February 20, 2013
A new computer now operating at University College London mimics the randomness found in nature and can instantly recover from crashes by repairing its own corrupted data. Such a machine could be instrumental in keeping mission-critical systems working at all times in the face of technological breakdowns. For example, it could allow drones to reprogram themselves in the face of combat damage.
It could also help in building realistic models of the human brain. “Everyday computers are ill suited to modeling natural processes such as how neurons work or how bees swarm. This is because they plod along sequentially, executing one instruction at a time,” writes New Scientist.
“Nature isn’t like that,” said UCL computer scientist Peter Bentley. “Its processes are distributed, decentralized and probabilistic. And they are fault tolerant, able to heal themselves. A computer should be able to do that.”
New Scientist describes why today’s computers are not a great fit for advancements in modeling. “Today’s computers work steadily through a list of instructions: one is fetched from the memory and executed, then the result of the computation is stashed in memory. That is then repeated – all under the control of a sequential timer called a program counter. While the method is great for number-crunching, it doesn’t lend itself to simultaneous operations.”

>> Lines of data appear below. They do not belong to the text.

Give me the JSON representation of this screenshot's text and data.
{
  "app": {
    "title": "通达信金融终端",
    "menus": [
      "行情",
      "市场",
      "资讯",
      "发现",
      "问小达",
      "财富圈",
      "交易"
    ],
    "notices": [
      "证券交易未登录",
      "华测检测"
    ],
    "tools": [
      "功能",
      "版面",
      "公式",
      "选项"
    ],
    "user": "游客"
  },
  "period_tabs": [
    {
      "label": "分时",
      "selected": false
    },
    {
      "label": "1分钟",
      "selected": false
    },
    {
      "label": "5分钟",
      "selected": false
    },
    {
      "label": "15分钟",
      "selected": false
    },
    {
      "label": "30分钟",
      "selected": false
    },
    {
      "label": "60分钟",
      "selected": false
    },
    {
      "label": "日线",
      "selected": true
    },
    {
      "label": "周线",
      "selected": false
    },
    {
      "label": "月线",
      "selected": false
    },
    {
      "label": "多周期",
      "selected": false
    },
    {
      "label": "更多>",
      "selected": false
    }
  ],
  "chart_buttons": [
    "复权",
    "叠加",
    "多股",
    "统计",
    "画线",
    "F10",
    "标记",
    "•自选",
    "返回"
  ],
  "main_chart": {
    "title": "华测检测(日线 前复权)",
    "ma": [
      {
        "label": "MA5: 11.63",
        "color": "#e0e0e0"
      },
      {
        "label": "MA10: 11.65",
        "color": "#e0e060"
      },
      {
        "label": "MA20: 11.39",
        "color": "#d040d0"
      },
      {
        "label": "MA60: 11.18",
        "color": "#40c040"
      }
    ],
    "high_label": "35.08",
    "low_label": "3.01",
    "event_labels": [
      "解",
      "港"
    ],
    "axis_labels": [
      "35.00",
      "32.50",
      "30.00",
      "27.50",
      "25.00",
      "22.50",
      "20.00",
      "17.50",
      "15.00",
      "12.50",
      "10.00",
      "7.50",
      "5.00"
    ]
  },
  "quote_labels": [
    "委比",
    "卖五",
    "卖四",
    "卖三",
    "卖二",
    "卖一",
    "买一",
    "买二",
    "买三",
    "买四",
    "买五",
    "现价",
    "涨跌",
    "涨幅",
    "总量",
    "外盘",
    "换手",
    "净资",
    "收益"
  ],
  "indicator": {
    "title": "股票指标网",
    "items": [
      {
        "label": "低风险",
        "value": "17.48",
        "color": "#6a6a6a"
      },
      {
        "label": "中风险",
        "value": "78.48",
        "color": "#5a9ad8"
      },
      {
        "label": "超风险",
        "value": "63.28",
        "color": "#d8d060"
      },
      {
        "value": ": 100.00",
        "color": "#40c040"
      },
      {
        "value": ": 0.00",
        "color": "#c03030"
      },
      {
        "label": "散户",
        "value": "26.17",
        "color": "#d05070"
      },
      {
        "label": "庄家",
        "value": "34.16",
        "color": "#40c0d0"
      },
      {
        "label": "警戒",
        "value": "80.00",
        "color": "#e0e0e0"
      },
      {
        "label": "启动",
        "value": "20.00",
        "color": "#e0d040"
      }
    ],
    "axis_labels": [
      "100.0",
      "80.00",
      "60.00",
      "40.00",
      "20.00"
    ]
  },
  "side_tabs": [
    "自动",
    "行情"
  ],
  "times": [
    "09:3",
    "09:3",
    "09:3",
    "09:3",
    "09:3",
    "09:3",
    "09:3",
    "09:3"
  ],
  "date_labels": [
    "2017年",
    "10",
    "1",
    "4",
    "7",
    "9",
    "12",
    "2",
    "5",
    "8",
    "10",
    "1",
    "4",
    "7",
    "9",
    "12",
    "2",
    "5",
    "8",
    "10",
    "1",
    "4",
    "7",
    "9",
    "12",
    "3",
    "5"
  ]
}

For this new computer now operating at UCL, Bentley and UCL’s Christos Sakellariou “have created a computer in which data is married up with instructions on what to do with it. For example, it links the temperature outside with what to do if it’s too hot. It then divides the results up into pools of digital entities called ‘systems,’” according to the article.
Bentley further explained how the systems work together. “Each system has a memory containing context-sensitive data that means it can only interact with other, similar systems. Rather than using a program counter, the systems are executed at times chosen by a pseudorandom number generator, designed to mimic nature’s randomness. The systems carry out their instructions simultaneously, with no one system taking precedence over the others, says Bentley.”